This is crucial when you’re trying to capture sharp footage of fast-moving subjects or if you’re working handheld.

With greater sensitivity to light, high-speed films offer more flexibility in depth of field control.

Filmmakers can achieve a shallow depth of field even in dim scenarios, which is often used to draw the viewer’s attention to a specific subject or create a cinematic look.

It’s not just about exposure; high film speed also contributes to the grainy aesthetic that many directors covet for its raw and organic feel.

Films like Saving Private Ryan harness this quality to enhance the storytelling experience.

Lastly, using films with higher ISO ratings means your cameras can perform better in varying levels of ambient light:

  • Allows filming during different times of day without major adjustments,
  • Empowers creative decisions regarding exposure settings,
  • Enhances ability to shoot spontaneously under unpredictable lighting conditions.

Disadvantages Of Using Higher Film Speed

High film speed isn’t without its trade-offs, and as filmmakers, we’re always weighing the pros and cons.

One major downside to using higher ISO settings is the increased grain or noise in the footage.

This grain can give a rough texture to our images that’s often undesirable, especially if we’re going for a clean and polished look.

With higher ISOs comes reduced image quality.

As we crank up the film speed, there’s a noticeable loss in color fidelity and dynamic range.

Shadows might become murkier and highlights blown out – subtleties in our scenes lose their nuance.

Our equipment choices may also be limited when opting for high-speed film.

Not all cameras handle high ISO levels well, which means we could be forced into using specific models or brands that perform better at these settings but may not meet our other needs or preferences.

The artistic intent can get muddled with too much noise.

While some projects benefit from a gritty aesthetic, others rely on clarity to convey their message effectively.

Excessive graininess at high ISOs can distract viewers from the narrative we’re trying to craft.

We must consider additional post-production work when shooting at higher film speeds.

Noise reduction software can help mitigate some of the disadvantages but it’s not a magic fix – it often softens an image or alters details further compounding our challenges.

In summary, while high film speed offers flexibility in low-light conditions:

  • It introduces unwanted graininess,
  • Compromises on image quality are inevitable,
  • Equipment options narrow down,
  • Can detract from artistic intention,
  • Leads to more post-production efforts.

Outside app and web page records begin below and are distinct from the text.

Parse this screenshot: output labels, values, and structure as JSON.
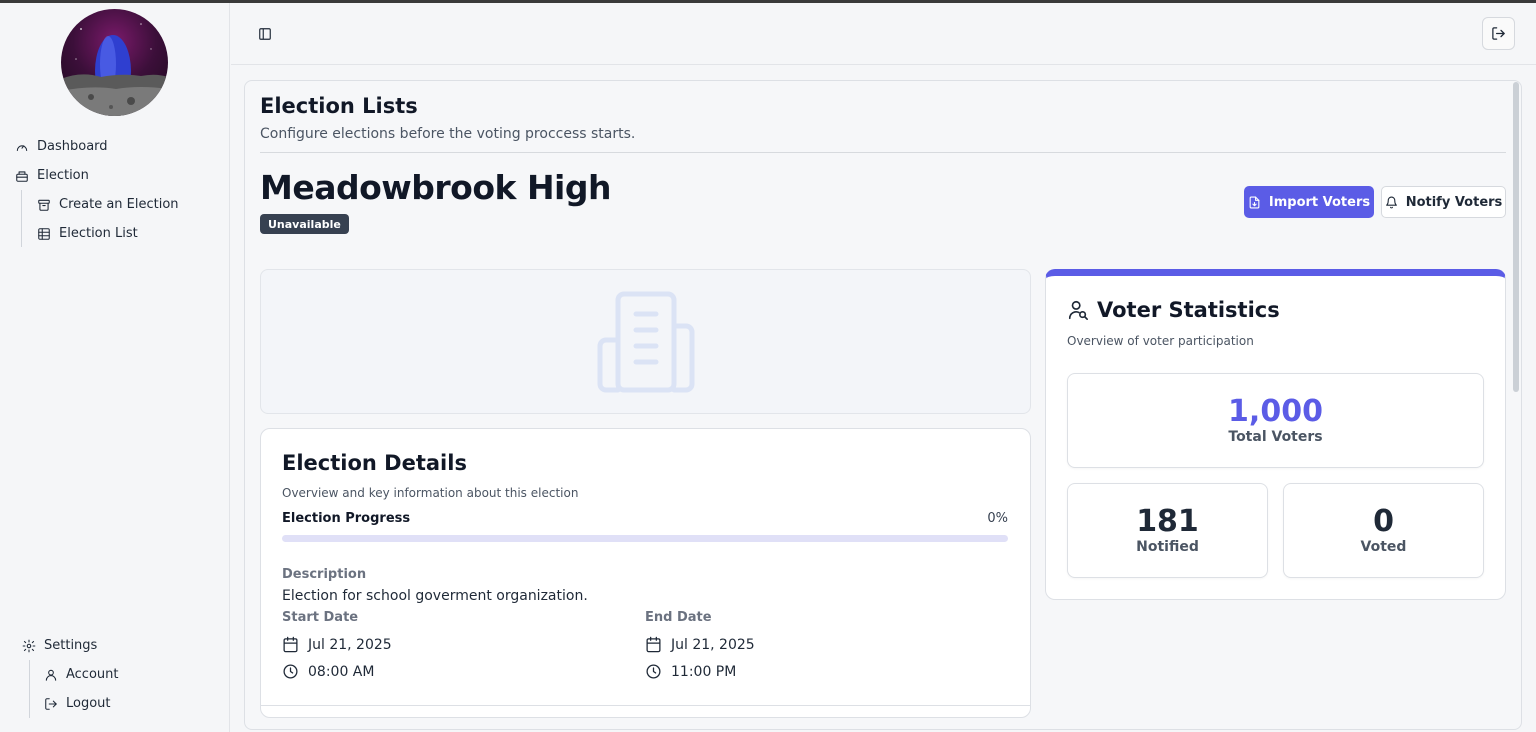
{
  "sidebar": {
    "nav": [
      {
        "label": "Dashboard",
        "icon": "gauge-icon"
      },
      {
        "label": "Election",
        "icon": "ballot-box-icon"
      }
    ],
    "election_sub": [
      {
        "label": "Create an Election",
        "icon": "archive-icon"
      },
      {
        "label": "Election List",
        "icon": "table-icon"
      }
    ],
    "settings": {
      "label": "Settings",
      "icon": "gear-icon"
    },
    "settings_sub": [
      {
        "label": "Account",
        "icon": "user-icon"
      },
      {
        "label": "Logout",
        "icon": "logout-icon"
      }
    ]
  },
  "page": {
    "title": "Election Lists",
    "subtitle": "Configure elections before the voting proccess starts."
  },
  "election": {
    "name": "Meadowbrook High",
    "status": "Unavailable",
    "import_label": "Import Voters",
    "notify_label": "Notify Voters"
  },
  "details": {
    "title": "Election Details",
    "subtitle": "Overview and key information about this election",
    "progress_label": "Election Progress",
    "progress_text": "0%",
    "progress_value": 0,
    "description_label": "Description",
    "description": "Election for school goverment organization.",
    "start_label": "Start Date",
    "start_date": "Jul 21, 2025",
    "start_time": "08:00 AM",
    "end_label": "End Date",
    "end_date": "Jul 21, 2025",
    "end_time": "11:00 PM"
  },
  "stats": {
    "title": "Voter Statistics",
    "subtitle": "Overview of voter participation",
    "total_value": "1,000",
    "total_label": "Total Voters",
    "notified_value": "181",
    "notified_label": "Notified",
    "voted_value": "0",
    "voted_label": "Voted"
  },
  "colors": {
    "accent": "#5b5ce6",
    "badge_bg": "#374151"
  }
}
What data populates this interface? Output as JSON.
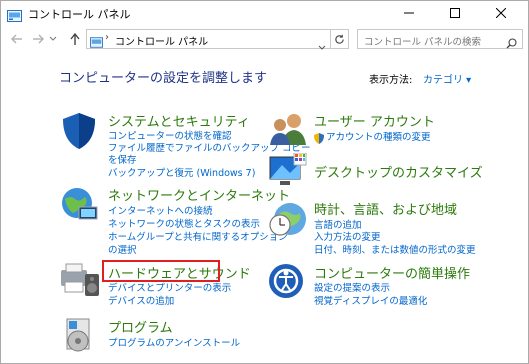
{
  "window": {
    "title": "コントロール パネル"
  },
  "nav": {
    "breadcrumb_root": "›",
    "address": "コントロール パネル",
    "search_placeholder": "コントロール パネルの検索"
  },
  "main": {
    "heading": "コンピューターの設定を調整します",
    "view_by_label": "表示方法:",
    "view_by_value": "カテゴリ ▾"
  },
  "categories": {
    "system": {
      "title": "システムとセキュリティ",
      "links": [
        "コンピューターの状態を確認",
        "ファイル履歴でファイルのバックアップ コピー",
        "を保存",
        "バックアップと復元 (Windows 7)"
      ]
    },
    "network": {
      "title": "ネットワークとインターネット",
      "links": [
        "インターネットへの接続",
        "ネットワークの状態とタスクの表示",
        "ホームグループと共有に関するオプション",
        "の選択"
      ]
    },
    "hardware": {
      "title": "ハードウェアとサウンド",
      "links": [
        "デバイスとプリンターの表示",
        "デバイスの追加"
      ]
    },
    "programs": {
      "title": "プログラム",
      "links": [
        "プログラムのアンインストール"
      ]
    },
    "users": {
      "title": "ユーザー アカウント",
      "links": [
        "アカウントの種類の変更"
      ]
    },
    "desktop": {
      "title": "デスクトップのカスタマイズ",
      "links": []
    },
    "clock": {
      "title": "時計、言語、および地域",
      "links": [
        "言語の追加",
        "入力方法の変更",
        "日付、時刻、または数値の形式の変更"
      ]
    },
    "ease": {
      "title": "コンピューターの簡単操作",
      "links": [
        "設定の提案の表示",
        "視覚ディスプレイの最適化"
      ]
    }
  }
}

What Is Film Speed In Photography Explained – Wrap Up

Understanding film speed is essential for filmmakers.

It determines how sensitive the film stock is to light and directly affects both exposure and grain levels.

With the evolution of digital filmmaking, we’ve seen a similar concept in ISO settings on digital cameras.

Yet, mastering film speed remains a valuable skill for those working with analog formats or aiming for a specific aesthetic.

Choosing the right film speed can make or break your image quality.

Low-speed films are perfect for brightly lit environments and yield finer grain detail, while high-speed films excel in low light conditions despite increased graininess.

We always weigh these factors to achieve our desired visual outcome.

We’ve delved into the intricacies of film speed throughout this article:

  • How it impacts exposure,
  • Its relation to grain texture,
  • Tips on selecting the appropriate film speed.

Film speed isn’t just a technical necessity; it’s part of the artistic palette for filmmakers.

By adjusting this variable, we manipulate mood, style, and storytelling elements within our projects.

As technology progresses, so does our approach to capturing images – but foundational knowledge like this remains timeless.

Whether shooting on classic 35mm or experimenting with new digital sensors, understanding how light interacts with our medium ensures that we stay true to the visual story we’re striving to tell.

So let’s keep exploring and embracing both new techniques and traditional methods like film speed.

Because at Filmmaking Lifestyle, we’re all about blending creativity with know-how to craft compelling narratives through the power of cinema.